Commodities are not a good investment over the long term because of man's ingenuity in discovering new ways to use existing resources or new technologies to replace depleting ones, according to Dylan Grice, a research analyst at Societe Generale.
The long-term return on commodities since the 1870s has been zero as "the history of our species has been one of adaptability and innovation, and I argued that to buy commodities was to short human ingenuity," Grice wrote in a market note.
One exception to this rule is gold , which is "not like other commodities, and other commodities are not like gold," he wrote.
Despite mankind's ability to adapt and invent new materials and make use of new resources, humans seem "hopelessly incapable of learning past wisdom and apparently doomed to repeat past follies," Grice explained.
Inflation has happened in the past, with "the same two villains" guilty every time: governments under financial pressure and money printing for political reasons, and "we're set to reacquaint ourselves with those villains in the flesh," he wrote.

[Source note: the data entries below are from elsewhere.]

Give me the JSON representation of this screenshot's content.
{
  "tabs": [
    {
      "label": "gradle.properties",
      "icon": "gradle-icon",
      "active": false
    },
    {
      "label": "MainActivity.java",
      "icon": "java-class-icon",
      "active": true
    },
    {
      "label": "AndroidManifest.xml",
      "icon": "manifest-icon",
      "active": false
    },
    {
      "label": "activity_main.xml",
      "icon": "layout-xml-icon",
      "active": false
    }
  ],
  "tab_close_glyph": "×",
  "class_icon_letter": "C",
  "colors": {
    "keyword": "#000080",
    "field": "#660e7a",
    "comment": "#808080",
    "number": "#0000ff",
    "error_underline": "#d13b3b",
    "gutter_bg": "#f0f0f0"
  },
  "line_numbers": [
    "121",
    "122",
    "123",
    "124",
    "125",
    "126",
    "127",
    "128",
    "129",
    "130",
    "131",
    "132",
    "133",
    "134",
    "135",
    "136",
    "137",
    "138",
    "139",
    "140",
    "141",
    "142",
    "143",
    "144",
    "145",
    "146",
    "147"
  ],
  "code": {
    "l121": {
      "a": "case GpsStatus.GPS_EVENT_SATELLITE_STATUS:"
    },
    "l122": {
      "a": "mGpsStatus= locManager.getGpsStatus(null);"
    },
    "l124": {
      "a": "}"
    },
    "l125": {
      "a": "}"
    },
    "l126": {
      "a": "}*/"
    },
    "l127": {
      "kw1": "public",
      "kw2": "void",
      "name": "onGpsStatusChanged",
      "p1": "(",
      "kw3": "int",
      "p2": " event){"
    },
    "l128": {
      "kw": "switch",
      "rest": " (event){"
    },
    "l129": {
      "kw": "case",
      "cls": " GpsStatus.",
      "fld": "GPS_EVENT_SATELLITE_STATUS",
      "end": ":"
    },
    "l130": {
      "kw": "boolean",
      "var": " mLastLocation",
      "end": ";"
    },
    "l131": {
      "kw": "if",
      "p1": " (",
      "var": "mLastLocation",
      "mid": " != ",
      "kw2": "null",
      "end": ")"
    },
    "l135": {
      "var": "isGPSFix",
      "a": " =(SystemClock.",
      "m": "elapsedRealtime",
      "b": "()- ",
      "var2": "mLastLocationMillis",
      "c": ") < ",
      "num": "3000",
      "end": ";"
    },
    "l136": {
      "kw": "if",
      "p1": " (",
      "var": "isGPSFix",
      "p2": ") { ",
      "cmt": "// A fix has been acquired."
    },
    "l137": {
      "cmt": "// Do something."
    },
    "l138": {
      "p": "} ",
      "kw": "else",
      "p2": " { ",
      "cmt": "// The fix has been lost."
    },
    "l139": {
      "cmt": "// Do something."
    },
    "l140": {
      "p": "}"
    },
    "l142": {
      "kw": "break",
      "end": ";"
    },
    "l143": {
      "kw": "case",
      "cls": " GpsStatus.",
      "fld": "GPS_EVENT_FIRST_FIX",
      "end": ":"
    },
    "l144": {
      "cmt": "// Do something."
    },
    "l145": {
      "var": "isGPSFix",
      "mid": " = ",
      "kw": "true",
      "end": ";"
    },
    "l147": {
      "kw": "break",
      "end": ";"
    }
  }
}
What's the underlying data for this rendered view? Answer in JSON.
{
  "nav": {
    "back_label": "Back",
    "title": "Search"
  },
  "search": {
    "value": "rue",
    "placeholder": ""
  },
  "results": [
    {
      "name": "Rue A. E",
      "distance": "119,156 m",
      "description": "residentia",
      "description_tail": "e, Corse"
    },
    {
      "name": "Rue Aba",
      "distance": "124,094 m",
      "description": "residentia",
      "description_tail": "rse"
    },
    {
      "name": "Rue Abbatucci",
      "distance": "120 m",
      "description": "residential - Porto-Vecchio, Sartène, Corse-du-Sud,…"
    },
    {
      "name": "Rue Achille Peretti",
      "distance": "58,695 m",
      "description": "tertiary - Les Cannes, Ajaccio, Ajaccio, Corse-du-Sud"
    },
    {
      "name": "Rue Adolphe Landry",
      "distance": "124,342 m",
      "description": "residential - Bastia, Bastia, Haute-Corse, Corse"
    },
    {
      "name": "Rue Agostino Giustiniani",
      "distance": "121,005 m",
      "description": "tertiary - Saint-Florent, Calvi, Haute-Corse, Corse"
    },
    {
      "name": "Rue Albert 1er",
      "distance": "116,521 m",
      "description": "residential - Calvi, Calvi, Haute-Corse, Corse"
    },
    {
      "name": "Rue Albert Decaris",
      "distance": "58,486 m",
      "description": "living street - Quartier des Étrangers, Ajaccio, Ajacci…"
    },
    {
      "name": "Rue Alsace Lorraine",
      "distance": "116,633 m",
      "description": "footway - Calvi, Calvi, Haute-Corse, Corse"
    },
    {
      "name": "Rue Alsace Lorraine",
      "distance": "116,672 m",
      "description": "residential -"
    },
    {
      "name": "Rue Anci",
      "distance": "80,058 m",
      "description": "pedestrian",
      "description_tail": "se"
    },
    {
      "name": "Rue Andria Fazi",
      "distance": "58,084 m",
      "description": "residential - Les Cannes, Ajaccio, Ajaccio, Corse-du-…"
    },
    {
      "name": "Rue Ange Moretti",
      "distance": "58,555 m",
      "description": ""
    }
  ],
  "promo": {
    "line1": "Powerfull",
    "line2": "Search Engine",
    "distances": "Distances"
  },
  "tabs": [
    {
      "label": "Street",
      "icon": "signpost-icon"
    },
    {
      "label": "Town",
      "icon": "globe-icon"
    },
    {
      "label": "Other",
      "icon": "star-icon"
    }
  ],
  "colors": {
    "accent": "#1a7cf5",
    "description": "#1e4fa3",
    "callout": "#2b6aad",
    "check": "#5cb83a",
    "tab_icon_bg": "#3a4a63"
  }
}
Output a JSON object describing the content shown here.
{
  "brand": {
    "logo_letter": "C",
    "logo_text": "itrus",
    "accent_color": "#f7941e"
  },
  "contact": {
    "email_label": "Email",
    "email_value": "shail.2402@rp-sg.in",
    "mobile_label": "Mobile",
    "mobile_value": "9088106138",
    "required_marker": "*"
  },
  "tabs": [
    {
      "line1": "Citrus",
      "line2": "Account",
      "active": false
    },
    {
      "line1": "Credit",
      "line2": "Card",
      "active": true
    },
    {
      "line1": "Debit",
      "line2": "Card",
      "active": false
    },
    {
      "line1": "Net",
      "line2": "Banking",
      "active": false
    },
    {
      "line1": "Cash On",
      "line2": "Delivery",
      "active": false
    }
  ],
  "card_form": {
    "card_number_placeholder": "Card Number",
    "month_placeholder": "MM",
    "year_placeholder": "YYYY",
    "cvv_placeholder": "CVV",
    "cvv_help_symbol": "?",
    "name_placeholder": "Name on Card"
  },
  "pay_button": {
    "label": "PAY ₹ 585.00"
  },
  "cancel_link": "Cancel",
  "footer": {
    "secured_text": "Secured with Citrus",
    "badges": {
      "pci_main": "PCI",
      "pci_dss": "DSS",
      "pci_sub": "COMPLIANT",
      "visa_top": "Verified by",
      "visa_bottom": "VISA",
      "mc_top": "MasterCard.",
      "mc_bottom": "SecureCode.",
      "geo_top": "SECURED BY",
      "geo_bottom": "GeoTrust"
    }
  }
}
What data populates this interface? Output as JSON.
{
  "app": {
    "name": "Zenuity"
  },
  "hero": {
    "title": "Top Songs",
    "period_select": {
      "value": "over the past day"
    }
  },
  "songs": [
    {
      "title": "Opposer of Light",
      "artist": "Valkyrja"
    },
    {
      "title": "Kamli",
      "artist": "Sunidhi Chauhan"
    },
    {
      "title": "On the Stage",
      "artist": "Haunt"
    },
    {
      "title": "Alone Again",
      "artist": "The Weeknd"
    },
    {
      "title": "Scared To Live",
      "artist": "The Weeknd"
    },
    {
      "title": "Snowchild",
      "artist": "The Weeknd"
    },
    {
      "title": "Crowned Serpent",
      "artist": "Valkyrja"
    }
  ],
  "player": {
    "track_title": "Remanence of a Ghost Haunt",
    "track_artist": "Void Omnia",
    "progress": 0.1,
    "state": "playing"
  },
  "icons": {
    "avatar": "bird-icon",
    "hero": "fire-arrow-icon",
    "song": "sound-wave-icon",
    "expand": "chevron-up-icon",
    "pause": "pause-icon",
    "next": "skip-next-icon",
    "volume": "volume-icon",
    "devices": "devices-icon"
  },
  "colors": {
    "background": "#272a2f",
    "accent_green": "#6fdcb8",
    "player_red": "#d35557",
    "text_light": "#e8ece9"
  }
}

"Shorting mankind's ability to absorb wisdom… well, aren't you silly if you don't?" Grice wrote. "With less of the technological risk you're taking when you buy any other part of the commodities complex, gold is the oldest, purest and simplest way."